● **DATA SUPPLIED**:
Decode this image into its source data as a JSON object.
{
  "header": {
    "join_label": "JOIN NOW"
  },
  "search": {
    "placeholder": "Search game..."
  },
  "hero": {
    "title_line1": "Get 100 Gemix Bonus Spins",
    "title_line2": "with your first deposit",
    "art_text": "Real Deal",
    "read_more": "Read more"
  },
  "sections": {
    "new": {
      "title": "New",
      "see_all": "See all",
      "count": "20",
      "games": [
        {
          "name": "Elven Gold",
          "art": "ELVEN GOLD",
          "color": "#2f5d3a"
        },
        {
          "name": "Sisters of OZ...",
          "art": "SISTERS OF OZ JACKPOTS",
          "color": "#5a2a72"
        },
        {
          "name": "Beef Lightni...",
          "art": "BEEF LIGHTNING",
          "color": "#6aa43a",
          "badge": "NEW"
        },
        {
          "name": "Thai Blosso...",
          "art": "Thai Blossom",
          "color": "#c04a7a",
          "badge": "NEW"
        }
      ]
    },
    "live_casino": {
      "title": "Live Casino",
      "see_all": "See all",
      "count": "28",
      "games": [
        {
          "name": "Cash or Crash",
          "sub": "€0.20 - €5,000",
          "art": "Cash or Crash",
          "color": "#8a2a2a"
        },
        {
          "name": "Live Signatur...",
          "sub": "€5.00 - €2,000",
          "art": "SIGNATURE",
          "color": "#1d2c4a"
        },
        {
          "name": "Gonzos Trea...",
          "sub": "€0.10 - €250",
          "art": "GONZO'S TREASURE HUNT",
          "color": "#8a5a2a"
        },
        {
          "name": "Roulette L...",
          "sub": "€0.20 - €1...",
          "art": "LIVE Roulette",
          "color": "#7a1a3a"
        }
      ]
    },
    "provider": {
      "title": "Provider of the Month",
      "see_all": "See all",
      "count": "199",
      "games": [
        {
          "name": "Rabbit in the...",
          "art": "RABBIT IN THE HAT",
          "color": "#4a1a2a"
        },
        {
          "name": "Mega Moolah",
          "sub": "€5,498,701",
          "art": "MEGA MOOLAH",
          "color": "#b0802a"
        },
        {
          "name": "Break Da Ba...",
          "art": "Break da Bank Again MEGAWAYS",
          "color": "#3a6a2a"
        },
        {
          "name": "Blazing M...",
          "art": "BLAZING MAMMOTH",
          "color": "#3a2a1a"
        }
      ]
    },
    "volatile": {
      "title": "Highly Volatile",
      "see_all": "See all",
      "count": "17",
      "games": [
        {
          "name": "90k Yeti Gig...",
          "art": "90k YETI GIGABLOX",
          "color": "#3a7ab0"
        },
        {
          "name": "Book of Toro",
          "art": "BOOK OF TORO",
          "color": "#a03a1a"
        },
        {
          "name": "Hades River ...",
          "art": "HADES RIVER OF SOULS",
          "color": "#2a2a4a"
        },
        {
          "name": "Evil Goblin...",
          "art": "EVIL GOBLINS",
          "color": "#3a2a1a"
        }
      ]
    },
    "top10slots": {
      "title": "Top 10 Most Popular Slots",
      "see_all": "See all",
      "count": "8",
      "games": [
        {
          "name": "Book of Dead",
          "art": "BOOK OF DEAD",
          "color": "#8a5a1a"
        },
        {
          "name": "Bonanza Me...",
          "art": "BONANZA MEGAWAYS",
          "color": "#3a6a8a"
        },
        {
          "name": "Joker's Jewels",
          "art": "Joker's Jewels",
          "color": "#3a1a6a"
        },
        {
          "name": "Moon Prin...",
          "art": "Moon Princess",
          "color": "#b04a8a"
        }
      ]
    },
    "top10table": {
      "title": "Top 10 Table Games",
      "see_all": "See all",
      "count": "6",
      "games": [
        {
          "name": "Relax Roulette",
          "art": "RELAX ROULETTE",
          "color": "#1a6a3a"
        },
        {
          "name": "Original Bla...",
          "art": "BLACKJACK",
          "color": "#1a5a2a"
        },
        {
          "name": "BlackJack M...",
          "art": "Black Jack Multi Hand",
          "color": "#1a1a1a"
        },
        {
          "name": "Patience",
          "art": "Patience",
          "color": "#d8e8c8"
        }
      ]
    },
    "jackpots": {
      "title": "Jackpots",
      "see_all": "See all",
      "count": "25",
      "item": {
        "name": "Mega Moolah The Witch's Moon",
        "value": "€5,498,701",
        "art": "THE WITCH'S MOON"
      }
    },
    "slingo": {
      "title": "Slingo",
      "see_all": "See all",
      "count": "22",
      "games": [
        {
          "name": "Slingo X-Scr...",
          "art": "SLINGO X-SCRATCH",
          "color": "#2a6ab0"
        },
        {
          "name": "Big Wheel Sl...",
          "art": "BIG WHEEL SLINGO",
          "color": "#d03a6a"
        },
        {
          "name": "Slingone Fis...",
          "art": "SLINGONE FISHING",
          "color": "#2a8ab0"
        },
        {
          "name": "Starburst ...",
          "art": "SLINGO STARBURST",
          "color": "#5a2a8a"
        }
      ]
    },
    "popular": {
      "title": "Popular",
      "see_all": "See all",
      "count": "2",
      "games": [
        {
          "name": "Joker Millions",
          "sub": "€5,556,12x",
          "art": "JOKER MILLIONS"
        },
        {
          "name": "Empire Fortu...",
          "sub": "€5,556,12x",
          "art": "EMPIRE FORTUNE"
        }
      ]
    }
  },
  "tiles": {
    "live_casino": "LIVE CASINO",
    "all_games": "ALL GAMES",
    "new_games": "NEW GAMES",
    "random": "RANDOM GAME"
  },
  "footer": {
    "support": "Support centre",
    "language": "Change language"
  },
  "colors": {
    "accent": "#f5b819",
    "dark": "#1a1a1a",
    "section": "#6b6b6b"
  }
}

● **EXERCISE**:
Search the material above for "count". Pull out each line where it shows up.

● **RESPONSE AREA**:
      "count": "20",
      "count": "28",
      "count": "199",
      "count": "17",
      "count": "8",
      "count": "6",
      "count": "25",
      "count": "22",
      "count": "2",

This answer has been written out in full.